Law Office of Christopher J. Gray, P.C. has filed a Financial Industry Regulatory Authority (“FINRA”) arbitration claim involving a retiree’s investment in a closed-end fund known as Puerto Rico Fixed Income Fund I (CUSIP No. 744907106, hereinafter “Fund I”). The fund was structured by UBS Puerto Rico, a unit of the Swiss banking giant UBS AG (NYSE:UBS). The case is pending in Miami, Florida.
Investors have reported that financial advisors in Puerto Rico sold them closed-end funds based on the representation that the funds paid a steady yield of dividends, but were safe and that investors’ principal was not at risk because of the secure municipal bonds backed by the Puerto Rico government in which the funds invested.
However, Puerto Rico municipal bonds have been anything but secure of late. Since 2000, the Commonwealth has experienced an imbalance between recurring government revenues and total expenditures. In 2009, the deficit reached a record $3.306 billion. Further, as of June 2010, the unfunded public employees’ retirement accounts reportedly had an actuarial shortfall totaling approximately $25 billion. As a result of these poor fundamentals, investors are concerned about the creditworthiness of the Puerto Rico government and as a result the prices of some Puerto Rico government bonds have dropped. Reportedly, certain ten-year Puerto Rico general obligation bonds had a yield of 4.89% as of September 30, 2013 (bond yields rise as bond prices fall).
UBS closed-end funds have lost significant value due to their leveraged exposure to the underlying municipal bonds as well as selling pressure in the market for the funds. Shares that steadily paid dividends and appeared to maintain their value for several years have suddenly collapsed in value by 50% or more. Some investors who borrowed money from credit lines offered by brokerage firms have reportedly received margin calls and even had their UBS Puerto Rico fund shares liquidated.

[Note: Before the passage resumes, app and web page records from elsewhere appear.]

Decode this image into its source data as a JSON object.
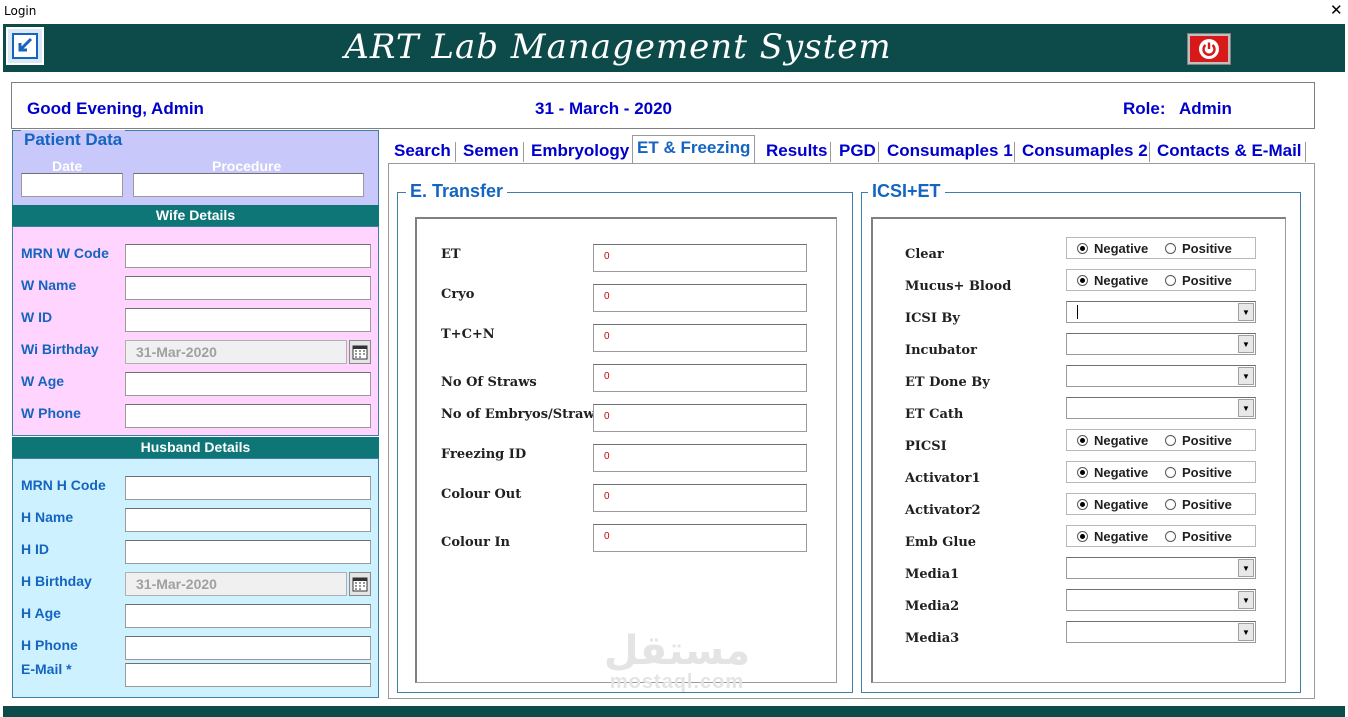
{
  "window": {
    "title": "Login",
    "close_glyph": "✕"
  },
  "header": {
    "app_title": "ART Lab Management System",
    "back_icon": "window-return-icon",
    "power_icon": "power-icon",
    "brand_color": "#0d4a4a"
  },
  "greeting": {
    "message": "Good Evening, Admin",
    "date": "31 - March - 2020",
    "role_label": "Role:",
    "role_value": "Admin"
  },
  "patient": {
    "title": "Patient Data",
    "date_label": "Date",
    "procedure_label": "Procedure"
  },
  "wife": {
    "heading": "Wife Details",
    "fields": [
      "MRN W Code",
      "W Name",
      "W ID",
      "Wi Birthday",
      "W Age",
      "W Phone"
    ],
    "birthday_value": "31-Mar-2020"
  },
  "husband": {
    "heading": "Husband Details",
    "fields": [
      "MRN H Code",
      "H Name",
      "H ID",
      "H Birthday",
      "H Age",
      "H Phone",
      "E-Mail *"
    ],
    "birthday_value": "31-Mar-2020"
  },
  "tabs": [
    "Search",
    "Semen",
    "Embryology",
    "ET & Freezing",
    "Results",
    "PGD",
    "Consumaples 1",
    "Consumaples 2",
    "Contacts & E-Mail"
  ],
  "active_tab": "ET & Freezing",
  "transfer": {
    "title": "E. Transfer",
    "rows": [
      {
        "label": "ET",
        "value": "0"
      },
      {
        "label": "Cryo",
        "value": "0"
      },
      {
        "label": "T+C+N",
        "value": "0"
      },
      {
        "label": "No Of Straws",
        "value": "0"
      },
      {
        "label": "No of Embryos/Straw",
        "value": "0"
      },
      {
        "label": "Freezing ID",
        "value": "0"
      },
      {
        "label": "Colour Out",
        "value": "0"
      },
      {
        "label": "Colour In",
        "value": "0"
      }
    ]
  },
  "icsi": {
    "title": "ICSI+ET",
    "negative_label": "Negative",
    "positive_label": "Positive",
    "rows": [
      {
        "label": "Clear",
        "type": "radio",
        "selected": "Negative"
      },
      {
        "label": "Mucus+ Blood",
        "type": "radio",
        "selected": "Negative"
      },
      {
        "label": "ICSI By",
        "type": "combo",
        "value": ""
      },
      {
        "label": "Incubator",
        "type": "combo",
        "value": ""
      },
      {
        "label": "ET Done By",
        "type": "combo",
        "value": ""
      },
      {
        "label": "ET Cath",
        "type": "combo",
        "value": ""
      },
      {
        "label": "PICSI",
        "type": "radio",
        "selected": "Negative"
      },
      {
        "label": "Activator1",
        "type": "radio",
        "selected": "Negative"
      },
      {
        "label": "Activator2",
        "type": "radio",
        "selected": "Negative"
      },
      {
        "label": "Emb Glue",
        "type": "radio",
        "selected": "Negative"
      },
      {
        "label": "Media1",
        "type": "combo",
        "value": ""
      },
      {
        "label": "Media2",
        "type": "combo",
        "value": ""
      },
      {
        "label": "Media3",
        "type": "combo",
        "value": ""
      }
    ]
  },
  "watermark": {
    "arabic": "مستقل",
    "latin": "mostaql.com"
  }
}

Clients who invested in the following funds may wish to consider attempting to recover their losses through the FINRA arbitration process: Tax-Free Puerto Rico Fund, Tax-Free Puerto Rico Fund II, Tax-Free Puerto Rico Target Maturity Fund, Puerto Rico AAA Portfolio Target Maturity Fund, Inc., Puerto Rico AAA Portfolio Bond Fund, Puerto Rico AAA Portfolio Bond Fund II, Puerto Rico GNMA & U.S. Government Target Maturity Fund, Puerto Rico Mortgage-Backed & U.S. Government Securities Fund, Puerto Rico Fixed Income Fund, Puerto Rico Fixed Income Fund II, Puerto Rico Fixed Income Fund III, Puerto Rico Fixed Income Fund IV, Puerto Rico Fixed Income Fund V, Puerto Rico Fixed Income Fund VI, Puerto Rico Short Term Investment Fund, Multi-Select Securities Puerto Rico Fund, UBS IRA Select Growth & Income Puerto Rico Fund, Puerto Rico Investors Family of Funds, Puerto Rico Investors Tax-Free Fund, Puerto Rico Investors Tax-Free Fund II, Puerto Rico Investors Tax-Free Fund III, Puerto Rico Investors Tax-Free Fund IV, Puerto Rico Investors Tax-Free Fund V, Puerto Rico Investors Tax-Free Fund VI, Puerto Rico Tax-Free Target Maturity Fund, Puerto Rico Tax-Free Target Maturity Fund II, Inc., Puerto Rico Investors Bond Fund I.

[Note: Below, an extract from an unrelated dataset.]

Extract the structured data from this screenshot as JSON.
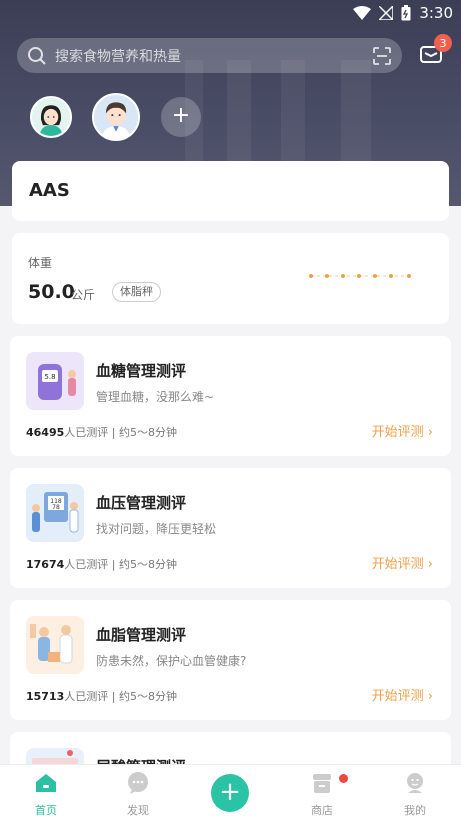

Attorneys are available to review possible cases involving UBS Puerto Rico closed-end funds. Investors who were not told the truth about these funds may have a claim against UBS or the firm that sold them the funds. In addition, investors who could not afford to take the risk of losing money in these funds may also have claims. Investors may fill out the form on this page to arrange to discuss their possible case. Investors may also contact the Christopher Gray firm in New York at (866) 966-9598 or email@example.com for a confidential, no-obligation consultation. Se habla espanol.
Puerto Rico requires that attorneys be licensed in order to appear as counsel of record in FINRA arbitration proceedings. The Gray Firm is not licensed to practice in Puerto Rico and is offering legal advice only to investors in the states. The Gray Firm is working with Puerto Rico attorneys to advise and represent those investors who live in Puerto Rico.